Go Directly to Jail — Again

In January 1916, Easton Jail inmate Amos Camper was taken to the Emergency Hospital for an operation. A few days later, Camper decided it was time to make a break for it. But how? The sheriff had taken Camper’s clothes back to the jail. Camper wasn’t going to let a lack of clothes stop him... Continue Reading →

Life in 1883

In the spring and summer of 1883, happenings from around the state included two accidents and a “devilish” act of animal cruelty: ‘Not a Suicidal Leap’ The June 2, 1883 Denton Journal reported that Miss Bertha Gebhardt did not commit suicide “by leaping from her bed room window” in Baltimore; instead, she fell out the... Continue Reading →

‘The Big Animal of Hell Point Marsh’

In January 1900, a years-long reign of terror by a menacing creature finally came to an end, thanks to a man named, fittingly, Slaughter. Farmers and dogs alike who lived near the mouth of the Tuckahoe Creek on the Eastern Shore were terrorized by “a large and fierce wild hog, with gleaming and dangerous-looking tusks three... Continue Reading →

1890s Dentists: Satisfaction Guaranteed

Like the other businessmen and merchants of their time, dentists advertised their services in newspapers to gain new business. Dentist T.J. Smithers informed his patients and the general public that he was back in his South Washington Street office in Easton in the pages of September 30, 1890 issue of The Star-Democrat. Smithers offered a... Continue Reading →

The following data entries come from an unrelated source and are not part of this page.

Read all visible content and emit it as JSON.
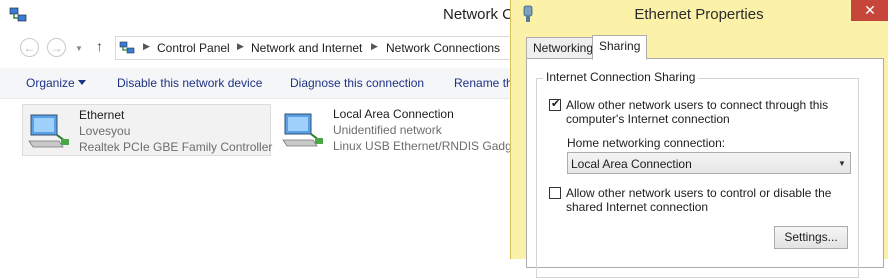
{
  "explorer": {
    "title": "Network C",
    "breadcrumb": [
      "Control Panel",
      "Network and Internet",
      "Network Connections"
    ],
    "commands": {
      "organize": "Organize",
      "disable": "Disable this network device",
      "diagnose": "Diagnose this connection",
      "rename": "Rename th"
    },
    "connections": [
      {
        "name": "Ethernet",
        "network": "Lovesyou",
        "adapter": "Realtek PCIe GBE Family Controller",
        "selected": true
      },
      {
        "name": "Local Area Connection",
        "network": "Unidentified network",
        "adapter": "Linux USB Ethernet/RNDIS Gadget",
        "selected": false
      }
    ],
    "icons": {
      "back": "back-arrow-icon",
      "forward": "forward-arrow-icon",
      "up": "up-arrow-icon",
      "organize_caret": "chevron-down-icon"
    }
  },
  "dialog": {
    "title": "Ethernet Properties",
    "close_glyph": "✕",
    "tabs": [
      "Networking",
      "Sharing"
    ],
    "active_tab": "Sharing",
    "group_title": "Internet Connection Sharing",
    "allow_connect_line1": "Allow other network users to connect through this",
    "allow_connect_line2": "computer's Internet connection",
    "allow_connect_checked": true,
    "check_glyph": "✔",
    "home_label": "Home networking connection:",
    "home_value": "Local Area Connection",
    "allow_control_line1": "Allow other network users to control or disable the",
    "allow_control_line2": "shared Internet connection",
    "allow_control_checked": false,
    "settings_button": "Settings...",
    "colors": {
      "titlebar": "#fbf1a8",
      "close": "#c7463c"
    }
  }
}
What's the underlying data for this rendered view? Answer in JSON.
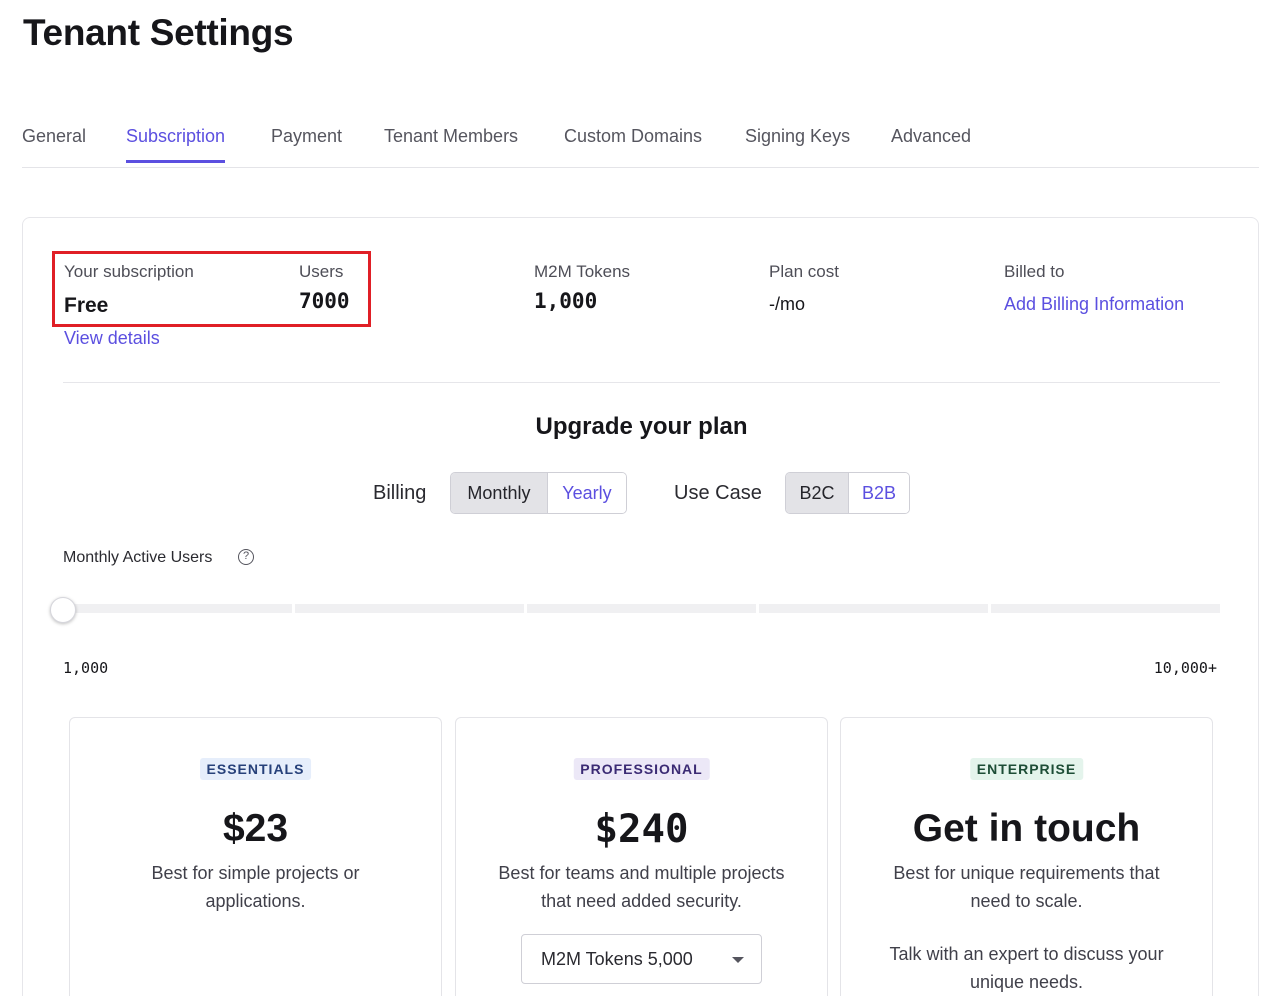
{
  "page": {
    "title": "Tenant Settings"
  },
  "tabs": [
    {
      "label": "General",
      "active": false
    },
    {
      "label": "Subscription",
      "active": true
    },
    {
      "label": "Payment",
      "active": false
    },
    {
      "label": "Tenant Members",
      "active": false
    },
    {
      "label": "Custom Domains",
      "active": false
    },
    {
      "label": "Signing Keys",
      "active": false
    },
    {
      "label": "Advanced",
      "active": false
    }
  ],
  "summary": {
    "subscription_label": "Your subscription",
    "subscription_value": "Free",
    "view_details": "View details",
    "users_label": "Users",
    "users_value": "7000",
    "m2m_label": "M2M Tokens",
    "m2m_value": "1,000",
    "plan_cost_label": "Plan cost",
    "plan_cost_value": "-/mo",
    "billed_label": "Billed to",
    "billed_link": "Add Billing Information"
  },
  "upgrade": {
    "title": "Upgrade your plan",
    "billing_label": "Billing",
    "billing_options": [
      "Monthly",
      "Yearly"
    ],
    "billing_selected": "Monthly",
    "usecase_label": "Use Case",
    "usecase_options": [
      "B2C",
      "B2B"
    ],
    "usecase_selected": "B2C",
    "mau_label": "Monthly Active Users",
    "help_icon": "?",
    "slider_min": "1,000",
    "slider_max": "10,000+",
    "slider_fraction": 0
  },
  "plans": [
    {
      "badge": "ESSENTIALS",
      "price": "$23",
      "description": "Best for simple projects or applications."
    },
    {
      "badge": "PROFESSIONAL",
      "price": "$240",
      "description": "Best for teams and multiple projects that need added security.",
      "select_value": "M2M Tokens 5,000"
    },
    {
      "badge": "ENTERPRISE",
      "price": "Get in touch",
      "description": "Best for unique requirements that need to scale.",
      "description2": "Talk with an expert to discuss your unique needs."
    }
  ],
  "colors": {
    "accent": "#5b4fe0",
    "highlight": "#e01f26"
  }
}
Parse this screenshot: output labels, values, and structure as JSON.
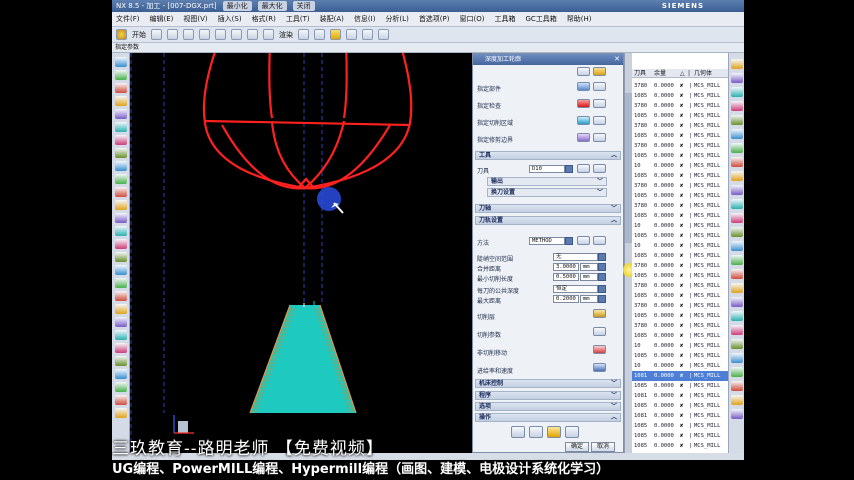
{
  "window": {
    "title": "NX 8.5 - 加工 - [007-DGX.prt]",
    "buttons": [
      "最小化",
      "最大化",
      "关闭"
    ],
    "brand": "SIEMENS"
  },
  "menu": [
    "文件(F)",
    "编辑(E)",
    "视图(V)",
    "插入(S)",
    "格式(R)",
    "工具(T)",
    "装配(A)",
    "信息(I)",
    "分析(L)",
    "首选项(P)",
    "窗口(O)",
    "工具箱",
    "GC工具箱",
    "帮助(H)"
  ],
  "toolbar": {
    "start_label": "开始",
    "view_label": "渲染"
  },
  "subbar_label": "指定参数",
  "dialog": {
    "title": "深度加工轮廓",
    "rows": {
      "part": "指定部件",
      "check": "指定检查",
      "cut_area": "指定切削区域",
      "trim": "指定修剪边界"
    },
    "sections": {
      "tool": "工具",
      "output": "输出",
      "tool_change": "换刀设置",
      "tool_axis": "刀轴",
      "path_settings": "刀轨设置",
      "machine": "机床控制",
      "program": "程序",
      "options": "选项",
      "actions": "操作"
    },
    "tool_label": "刀具",
    "tool_value": "D10",
    "method_label": "方法",
    "method_value": "METHOD",
    "params": [
      {
        "label": "陡峭空间范围",
        "value": "无"
      },
      {
        "label": "合并距离",
        "value": "3.0000",
        "unit": "mm"
      },
      {
        "label": "最小切削长度",
        "value": "0.5000",
        "unit": "mm"
      },
      {
        "label": "每刀的公共深度",
        "value": "恒定"
      },
      {
        "label": "最大距离",
        "value": "0.2000",
        "unit": "mm"
      }
    ],
    "links": [
      "切削层",
      "切削参数",
      "非切削移动",
      "进给率和速度"
    ],
    "ok_label": "确定",
    "cancel_label": "取消"
  },
  "nav": {
    "headers": [
      "刀具",
      "余量",
      "几何体"
    ],
    "rows": [
      {
        "tool": "3780",
        "stock": "0.0000",
        "geom": "MCS_MILL"
      },
      {
        "tool": "1085",
        "stock": "0.0000",
        "geom": "MCS_MILL"
      },
      {
        "tool": "3780",
        "stock": "0.0000",
        "geom": "MCS_MILL"
      },
      {
        "tool": "1085",
        "stock": "0.0000",
        "geom": "MCS_MILL"
      },
      {
        "tool": "3780",
        "stock": "0.0000",
        "geom": "MCS_MILL"
      },
      {
        "tool": "1085",
        "stock": "0.0000",
        "geom": "MCS_MILL"
      },
      {
        "tool": "3780",
        "stock": "0.0000",
        "geom": "MCS_MILL"
      },
      {
        "tool": "1085",
        "stock": "0.0000",
        "geom": "MCS_MILL"
      },
      {
        "tool": "10",
        "stock": "0.0000",
        "geom": "MCS_MILL"
      },
      {
        "tool": "1085",
        "stock": "0.0000",
        "geom": "MCS_MILL"
      },
      {
        "tool": "3780",
        "stock": "0.0000",
        "geom": "MCS_MILL"
      },
      {
        "tool": "1085",
        "stock": "0.0000",
        "geom": "MCS_MILL"
      },
      {
        "tool": "3780",
        "stock": "0.0000",
        "geom": "MCS_MILL"
      },
      {
        "tool": "1085",
        "stock": "0.0000",
        "geom": "MCS_MILL"
      },
      {
        "tool": "10",
        "stock": "0.0000",
        "geom": "MCS_MILL"
      },
      {
        "tool": "1085",
        "stock": "0.0000",
        "geom": "MCS_MILL"
      },
      {
        "tool": "10",
        "stock": "0.0000",
        "geom": "MCS_MILL"
      },
      {
        "tool": "1085",
        "stock": "0.0000",
        "geom": "MCS_MILL"
      },
      {
        "tool": "3780",
        "stock": "0.0000",
        "geom": "MCS_MILL"
      },
      {
        "tool": "1085",
        "stock": "0.0000",
        "geom": "MCS_MILL"
      },
      {
        "tool": "3780",
        "stock": "0.0000",
        "geom": "MCS_MILL"
      },
      {
        "tool": "1085",
        "stock": "0.0000",
        "geom": "MCS_MILL"
      },
      {
        "tool": "3780",
        "stock": "0.0000",
        "geom": "MCS_MILL"
      },
      {
        "tool": "1085",
        "stock": "0.0000",
        "geom": "MCS_MILL"
      },
      {
        "tool": "3780",
        "stock": "0.0000",
        "geom": "MCS_MILL"
      },
      {
        "tool": "1085",
        "stock": "0.0000",
        "geom": "MCS_MILL"
      },
      {
        "tool": "10",
        "stock": "0.0000",
        "geom": "MCS_MILL"
      },
      {
        "tool": "1085",
        "stock": "0.0000",
        "geom": "MCS_MILL"
      },
      {
        "tool": "10",
        "stock": "0.0000",
        "geom": "MCS_MILL"
      },
      {
        "tool": "1081",
        "stock": "0.0000",
        "geom": "MCS_MILL"
      },
      {
        "tool": "1085",
        "stock": "0.0000",
        "geom": "MCS_MILL"
      },
      {
        "tool": "1081",
        "stock": "0.0000",
        "geom": "MCS_MILL"
      },
      {
        "tool": "1085",
        "stock": "0.0000",
        "geom": "MCS_MILL"
      },
      {
        "tool": "1081",
        "stock": "0.0000",
        "geom": "MCS_MILL"
      },
      {
        "tool": "1085",
        "stock": "0.0000",
        "geom": "MCS_MILL"
      },
      {
        "tool": "1085",
        "stock": "0.0000",
        "geom": "MCS_MILL"
      },
      {
        "tool": "1085",
        "stock": "0.0000",
        "geom": "MCS_MILL"
      },
      {
        "tool": "1085",
        "stock": "0.0000",
        "geom": "MCS_MILL"
      }
    ],
    "selected_row": 29
  },
  "captions": {
    "line1": "三玖教育--路明老师  【免费视频】",
    "line2": "UG编程、PowerMILL编程、Hypermill编程（画图、建模、电极设计系统化学习）"
  },
  "colors": {
    "accent": "#4a6fa5",
    "wire": "#ff2020",
    "part": "#1ec9c0",
    "cursor": "#2a4ee0"
  }
}
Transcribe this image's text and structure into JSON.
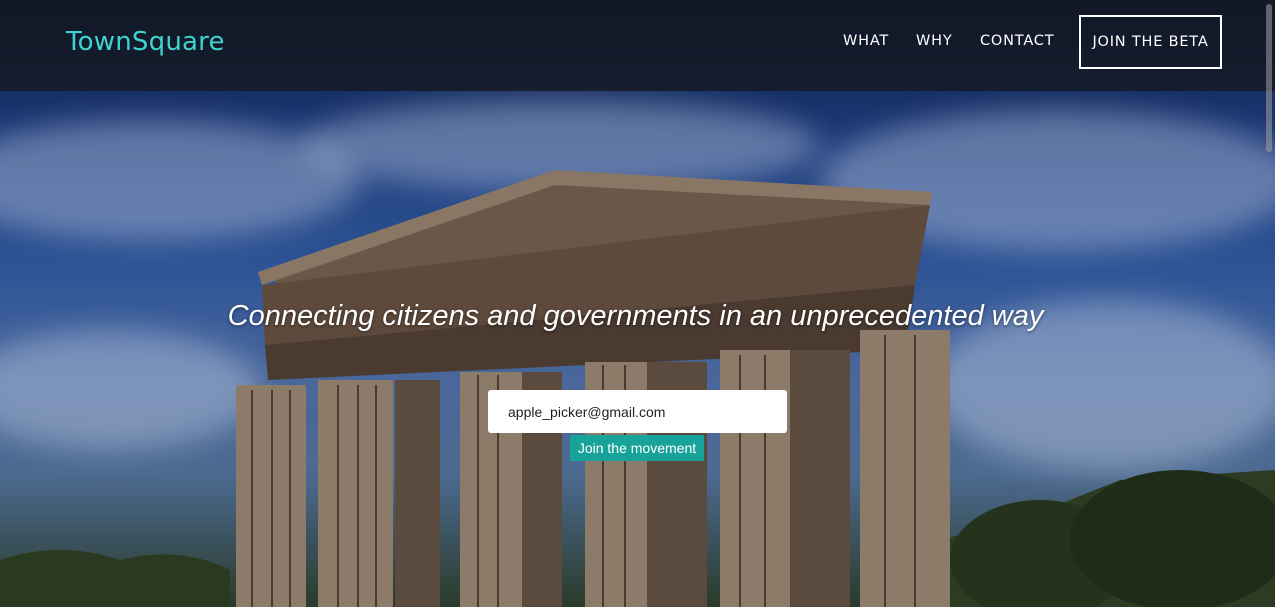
{
  "brand": {
    "name": "TownSquare",
    "color": "#3fd3d0"
  },
  "nav": {
    "links": [
      "WHAT",
      "WHY",
      "CONTACT"
    ],
    "cta_label": "JOIN THE BETA"
  },
  "hero": {
    "tagline": "Connecting citizens and governments in an unprecedented way",
    "background_image": "greek-temple-photo"
  },
  "signup": {
    "email_value": "apple_picker@gmail.com",
    "button_label": "Join the movement",
    "button_color": "#17a39a"
  }
}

A WordPress.com Website.

Up ↑

%d bloggers like this: